The Genetic Technology (Precision Breeding) Act will only apply in England as the Scottish, Welsh and Northern Irish governments are yet to permit the commercial use of gene editing.
Gene editing in England was under the same tight regulation that restricted the commercial development of GM crops under EU law. Brexit enabled the Westminster government to relax the rules for newer technology.
The UK’s agri-supply trade association, the Agricultural Industries Confederation (AIC), welcomes this decision, holding that the legislation could significantly benefit the environment, producers, the supply chain, and consumers.
“Precision breeding is an opportunity afforded to the UK’s EU exit to unlock agri-food innovation, and AIC has worked closely with the Government to ensure it is workable in practice,” Robert Sheasby, AIC chief executive, commented.
The chief scientific advisor for the Department for Environment, Food and Rural Affairs (Defra), Prof Gideon Henderson, says the new rules will lead to better food production and bring jobs and investment to England.
The Precision Breeding Act allows only genetic changes that could have been produced naturally or through traditional crossbreeding programs already in use today, and not the introduction of genes from other species.

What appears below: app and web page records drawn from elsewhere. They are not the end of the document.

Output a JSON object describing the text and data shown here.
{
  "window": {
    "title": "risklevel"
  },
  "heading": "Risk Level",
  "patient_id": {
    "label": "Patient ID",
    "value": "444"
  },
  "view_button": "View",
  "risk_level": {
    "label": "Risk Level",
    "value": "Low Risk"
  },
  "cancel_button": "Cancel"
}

In so doing, gene editing enables researchers to make precise genetic changes to a plant’s DNA faster than is possible by crossbreeding different varieties.

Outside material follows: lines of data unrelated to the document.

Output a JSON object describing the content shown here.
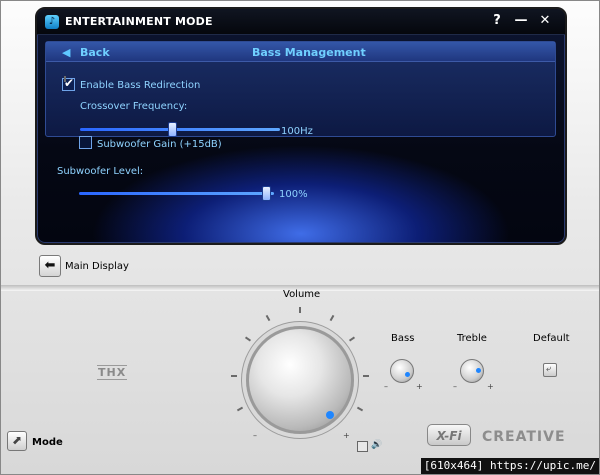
{
  "window": {
    "title": "ENTERTAINMENT MODE",
    "help_symbol": "?",
    "minimize_symbol": "—",
    "close_symbol": "✕",
    "icon": "app-note-icon"
  },
  "bass_management": {
    "back_label": "Back",
    "title": "Bass Management",
    "enable_bass_redirection": {
      "label": "Enable Bass Redirection",
      "checked": true
    },
    "crossover_frequency": {
      "label": "Crossover Frequency:",
      "value": "100Hz"
    },
    "subwoofer_gain": {
      "label": "Subwoofer Gain (+15dB)",
      "checked": false
    },
    "subwoofer_level": {
      "label": "Subwoofer Level:",
      "value": "100%"
    }
  },
  "main_display": {
    "label": "Main Display"
  },
  "controls": {
    "volume_label": "Volume",
    "bass_label": "Bass",
    "treble_label": "Treble",
    "default_label": "Default",
    "minus": "–",
    "plus": "+"
  },
  "bottom": {
    "mode_label": "Mode",
    "brand_thx": "THX",
    "brand_xfi": "X-Fi",
    "brand_creative": "CREATIVE"
  },
  "watermark": "[610x464] https://upic.me/",
  "colors": {
    "accent_blue": "#1f86ff",
    "panel_text": "#8fd3ff",
    "title_text": "#ffffff"
  }
}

The new law allows using gene editing and other methods that may arise in the future, provided the result is a crop that is no different from a variety that could be naturally produced.
These resultant crops could withstand the effects of climate change and have increased resistance to disease and pests. This technology could also help with producing more home-grown protein for animal feed, cutting the UK’s dependence on imports.
“While precision breeding is by no means the sole answer to the challenges of climate change and straining food systems, the potential that could be achieved in a variety of agricultural sectors cannot be overlooked,” Sheasby commented.
Bone of contention
While scientists and various scientific bodies support this new Act, critics hold that the change could bring ”disaster” to food production and the environment.
For example, Pat Thomas of Beyond GM raised concerns that gene-edited crops will not have to go through the extensive testing required of GM foods in the EU, which may result in the introduction of toxins and allergens into the food chain.
“The entire process of this bill has been of the government consulting scientists with vested interests, reassuring the government that this change in the law will have no consequences,” she lamented. “History has shown that when you remove regulatory control, particularly for food and the environment, there is looming disaster on the horizon.”
However, according to Defra, the Food Standards Agency will only authorize products for sale if they are proven to present no risk to health.
Another concern revolves around the labeling of gene-edited food, which is not a requirement and could lead to the introduction of GM crops to other parts of the UK, where it is still banned.
However, marketing food produced using precision breeding techniques in England in Scotland, and Wales is legal under the UK Internal Market Act.
While the European Union is currently debating its legislation on precision breeding, the UK could be a world leader in legislating the use of this technology.
“Precision Breeding technologies are the future of food production not just at home but around the world, and this Act will put us at the forefront of this revolution,” Mark Spencer, Food and Farming Minister commented.